While historians have often focused on the Battle of Attu, for the Unangax̂ the legacy of World War II has been one of both geographic and cultural loss. The impacts of lost islands and villages, harsh treatment, scattered resettlement and displacement continues. Yet even though there has been loss, there has also been recovery.
In a National Park Service article, Alice Snigaroff Petrivelli reflects on the relocation experience and how they have since rebuilt. “It was humiliating for independent Aleuts to be treated like children. The evacuation made Aleut people feel as though they had no rights whatsoever,” she said. “I noticed that we were referred to as ‘these people’ whenever there was a discussion about the evacuees. Well, ‘these people’ are now in control of their own destinies, as much as any American citizen is, and will continue to do a good job preserving their culture and traditions.”
Today Unangax̂ contribute as prominent community leaders throughout the United States. These include State Representative and businessman Carl E. Moses, physician Barbara Riley, sculptor John Hoover and Indigenous studies scholar Eve Tuck.
Restoring a Legacy
With the closing of the Casco Cove Coast Guard Station in 2010, a pre-GPS communications station, Attu is no longer inhabited. Most of Attu Island is within the Alaska Maritime National Wildlife Refuge, which encompasses 1,400 islands and is under the USFWS management. Although challenging to get to, Attu is open to the public. As Refuge Manager Steve Delehanty explained, however, “The actual site of Attu village is not owned by the federal government. It’s not part of the Alaska Maritime Wildlife Refuge. It belongs to the Aleut Corporation.” This is one of the Alaska Native–owned 13 regional bodies that own and manage land for their peoples. In addition to the metal, wood and stone remains scattered across the island during the war, some areas still contained leaked oil, petroleum and lead. The U.S. Army Corps of Engineers removed two petroleum leaks, numerous fuel tanks and other pollutants in 2016 under the Formerly Used Defense Site Program. Yet the island still does not have any facilities to accommodate lengthy public visits.

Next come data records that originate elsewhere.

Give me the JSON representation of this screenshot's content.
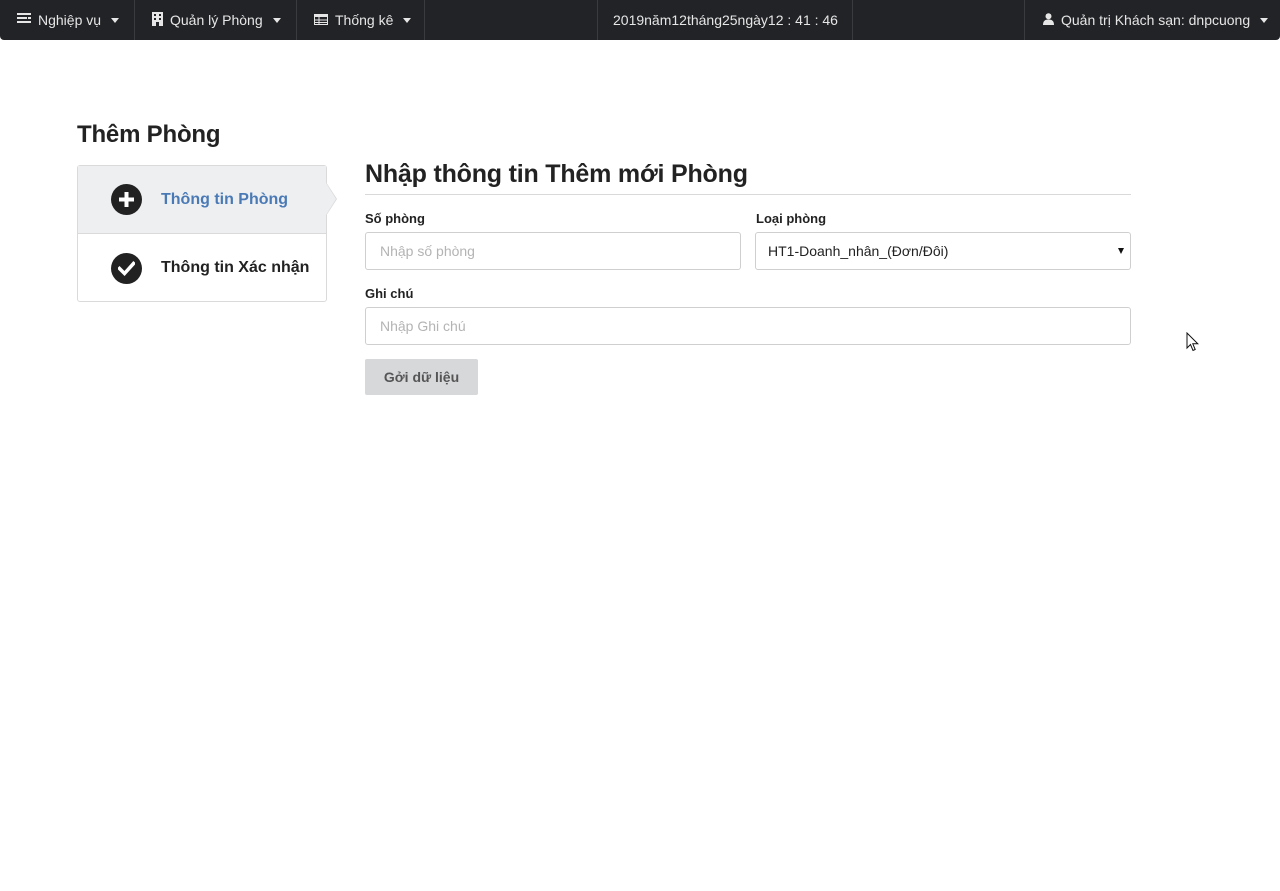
{
  "navbar": {
    "nghiepvu": {
      "label": "Nghiệp vụ",
      "icon": "list-icon"
    },
    "quanly": {
      "label": "Quản lý Phòng",
      "icon": "building-icon"
    },
    "thongke": {
      "label": "Thống kê",
      "icon": "table-icon"
    },
    "clock": "2019năm12tháng25ngày12 : 41 : 46",
    "user": {
      "label": "Quản trị Khách sạn: dnpcuong",
      "icon": "user-icon"
    }
  },
  "page": {
    "title": "Thêm Phòng"
  },
  "steps": [
    {
      "label": "Thông tin Phòng",
      "icon": "plus-circle-icon",
      "state": "active"
    },
    {
      "label": "Thông tin Xác nhận",
      "icon": "check-circle-icon",
      "state": "inactive"
    }
  ],
  "form": {
    "title": "Nhập thông tin Thêm mới Phòng",
    "so_phong": {
      "label": "Số phòng",
      "placeholder": "Nhập số phòng",
      "value": ""
    },
    "loai_phong": {
      "label": "Loại phòng",
      "selected": "HT1-Doanh_nhân_(Đơn/Đôi)"
    },
    "ghi_chu": {
      "label": "Ghi chú",
      "placeholder": "Nhập Ghi chú",
      "value": ""
    },
    "submit_label": "Gởi dữ liệu"
  },
  "colors": {
    "navbar_bg": "#222326",
    "active_step_text": "#4a7ab6",
    "active_step_bg": "#eeeff1",
    "button_bg": "#d7d8da"
  }
}
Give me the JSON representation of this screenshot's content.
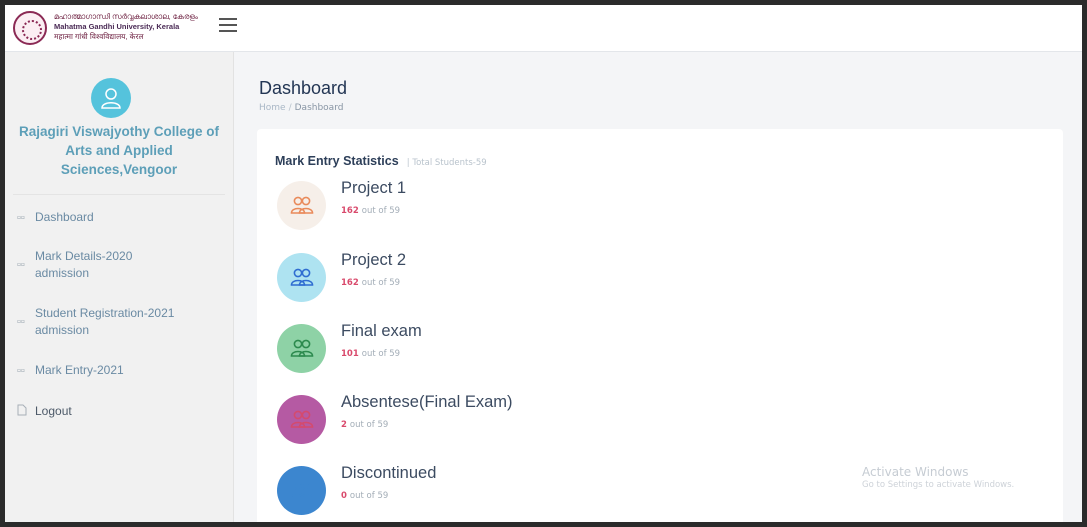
{
  "header": {
    "university_lines": [
      "മഹാത്മാഗാന്ധി സർവ്വകലാശാല, കേരളം",
      "Mahatma Gandhi University, Kerala",
      "महात्मा गांधी विश्वविद्यालय, केरल"
    ],
    "logo_icon": "university-seal-icon",
    "menu_icon": "hamburger-menu-icon"
  },
  "sidebar": {
    "avatar_icon": "user-avatar-icon",
    "avatar_color": "#55c3dc",
    "college_name": "Rajagiri Viswajyothy College of Arts and Applied Sciences,Vengoor",
    "items": [
      {
        "label": "Dashboard",
        "icon": "grid-icon"
      },
      {
        "label": "Mark Details-2020 admission",
        "icon": "grid-icon"
      },
      {
        "label": "Student Registration-2021 admission",
        "icon": "grid-icon"
      },
      {
        "label": "Mark Entry-2021",
        "icon": "grid-icon"
      },
      {
        "label": "Logout",
        "icon": "document-icon"
      }
    ]
  },
  "main": {
    "title": "Dashboard",
    "breadcrumb": [
      "Home",
      "Dashboard"
    ],
    "card": {
      "title": "Mark Entry Statistics",
      "subtitle": "| Total Students-59",
      "stats": [
        {
          "name": "Project 1",
          "count": "162",
          "suffix": "out of 59",
          "color": "#f6efe9",
          "icon_color": "#e98a5a",
          "icon": "users-icon"
        },
        {
          "name": "Project 2",
          "count": "162",
          "suffix": "out of 59",
          "color": "#aee3f1",
          "icon_color": "#2f6dd1",
          "icon": "users-icon"
        },
        {
          "name": "Final exam",
          "count": "101",
          "suffix": "out of 59",
          "color": "#8ed2a6",
          "icon_color": "#2c8a4e",
          "icon": "users-icon"
        },
        {
          "name": "Absentese(Final Exam)",
          "count": "2",
          "suffix": "out of 59",
          "color": "#b55aa3",
          "icon_color": "#d44a6e",
          "icon": "users-icon"
        },
        {
          "name": "Discontinued",
          "count": "0",
          "suffix": "out of 59",
          "color": "#3c86cf",
          "icon_color": "#3c86cf",
          "icon": "users-icon"
        }
      ]
    }
  },
  "watermark": {
    "line1": "Activate Windows",
    "line2": "Go to Settings to activate Windows."
  }
}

In 2012 an Attuan reunion in Anchorage, Alaska, allowed long-scattered relatives to reconnect, which led to the 11 descendants visiting the island in 2017. They were only able to reach the island with the help of a USFWS research vessel that had traveled two days to get there. During a five-hour visit, they held a remembrance service for all the Attuans near the remains of the former Attu village church. There they buried a Russian Orthodox cross, gathered soil, rocks and grass for basket weaving, walked on the beach and “maritime tundra,” and reconnected with their ancestors. Theresa Deal hiked to a memorial to the Attuans who once lived on the island. “That was an emotional thing. At least I’m glad that my mom’s name was on the survivor list because I’m here.”
In 2018 descendants of Attuans, American and Japanese soldiers met at the Alaska Aviation Museum in Anchorage to commemorate the 75th Anniversary of the Battle of Attu. There, they premiered the Japanese documentary film about the Battle of Attu called “When the Fog Clears.” Helena Pagano Schmitz and Theresa Deal, both descendants of Attu Tribal Chief Mike Hodikoff, met at this event and decided to found the all-volunteer, nonprofit organization called Atux̂ Forever. Through this initiative, they hope to make Attu more accessible to descendants to visit and reclaim their culture and homeland.
“I feel our story is left out of World War II,” Schmitz reflected. “We lost our culture, we lost our language, and we lost our way of life, and I’m trying to bring it back.” Theresa Deal said, “I think it’s important to have access to the island for all descendants and future descendants.”